• Task description: Only the lines holding "icon" are wanted. Copy every one from the records below.

• Records for processing:
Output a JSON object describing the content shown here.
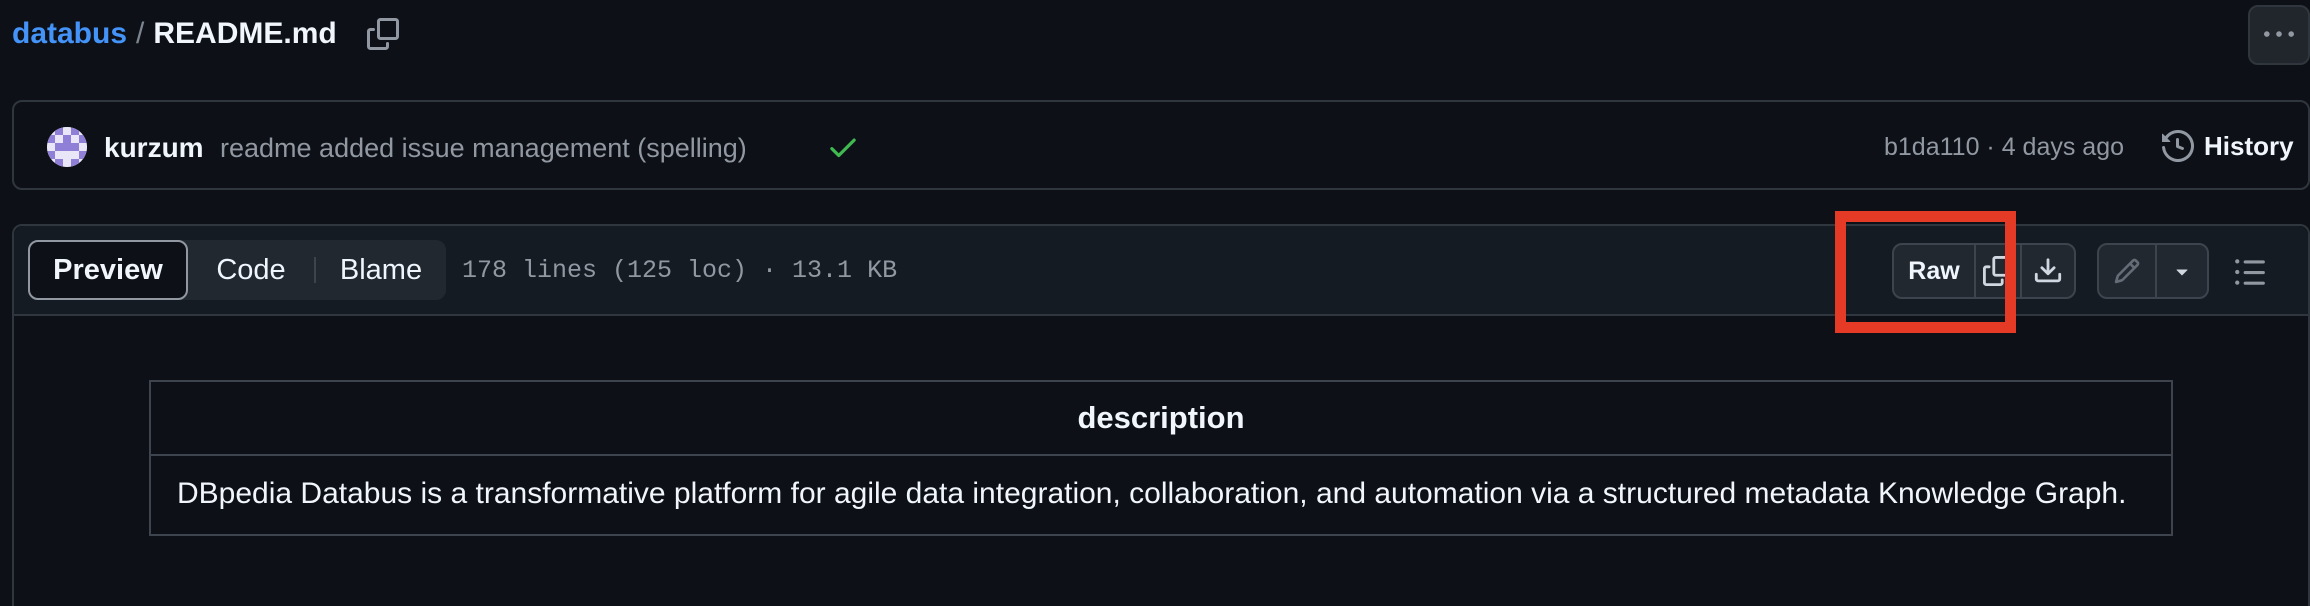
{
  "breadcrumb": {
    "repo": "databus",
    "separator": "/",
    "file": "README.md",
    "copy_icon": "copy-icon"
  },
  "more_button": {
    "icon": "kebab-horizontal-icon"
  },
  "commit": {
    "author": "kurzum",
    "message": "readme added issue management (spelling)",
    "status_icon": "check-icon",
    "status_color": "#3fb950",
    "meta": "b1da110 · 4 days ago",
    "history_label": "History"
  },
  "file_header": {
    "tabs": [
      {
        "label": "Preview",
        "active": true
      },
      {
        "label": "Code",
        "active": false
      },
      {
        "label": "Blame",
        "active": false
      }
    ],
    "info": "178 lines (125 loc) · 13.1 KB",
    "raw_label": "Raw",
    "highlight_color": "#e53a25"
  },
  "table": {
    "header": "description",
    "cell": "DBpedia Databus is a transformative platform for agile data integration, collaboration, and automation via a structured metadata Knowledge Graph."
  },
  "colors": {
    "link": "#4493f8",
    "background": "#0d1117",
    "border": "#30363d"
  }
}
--
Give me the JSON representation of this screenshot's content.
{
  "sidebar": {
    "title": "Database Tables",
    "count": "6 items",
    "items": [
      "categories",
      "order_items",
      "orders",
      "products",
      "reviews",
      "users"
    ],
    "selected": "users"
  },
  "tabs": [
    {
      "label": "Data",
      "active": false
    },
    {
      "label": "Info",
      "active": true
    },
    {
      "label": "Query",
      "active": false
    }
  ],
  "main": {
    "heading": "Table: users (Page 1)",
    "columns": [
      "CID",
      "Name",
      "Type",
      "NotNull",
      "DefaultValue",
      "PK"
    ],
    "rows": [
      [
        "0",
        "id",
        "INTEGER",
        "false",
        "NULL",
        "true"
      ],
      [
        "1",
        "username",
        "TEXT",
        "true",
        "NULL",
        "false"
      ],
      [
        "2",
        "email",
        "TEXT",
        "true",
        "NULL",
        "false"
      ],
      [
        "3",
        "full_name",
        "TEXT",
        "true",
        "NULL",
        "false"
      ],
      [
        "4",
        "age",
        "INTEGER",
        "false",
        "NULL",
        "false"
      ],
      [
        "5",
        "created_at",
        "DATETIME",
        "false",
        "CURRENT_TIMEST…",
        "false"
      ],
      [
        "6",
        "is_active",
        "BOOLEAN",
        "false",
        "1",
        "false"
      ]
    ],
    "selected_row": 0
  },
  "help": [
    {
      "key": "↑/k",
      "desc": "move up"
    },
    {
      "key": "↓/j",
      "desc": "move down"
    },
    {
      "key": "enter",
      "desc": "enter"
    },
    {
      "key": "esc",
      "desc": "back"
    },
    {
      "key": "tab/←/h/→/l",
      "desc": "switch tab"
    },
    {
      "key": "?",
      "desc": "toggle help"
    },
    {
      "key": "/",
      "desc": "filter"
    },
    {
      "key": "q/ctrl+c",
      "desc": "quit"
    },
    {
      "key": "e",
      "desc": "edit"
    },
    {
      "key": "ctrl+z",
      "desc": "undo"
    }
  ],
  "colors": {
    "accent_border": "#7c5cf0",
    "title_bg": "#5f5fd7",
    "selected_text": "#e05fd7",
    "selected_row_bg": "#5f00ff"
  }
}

• Output of the exercise:
    "copy_icon": "copy-icon"
    "icon": "kebab-horizontal-icon"
    "status_icon": "check-icon",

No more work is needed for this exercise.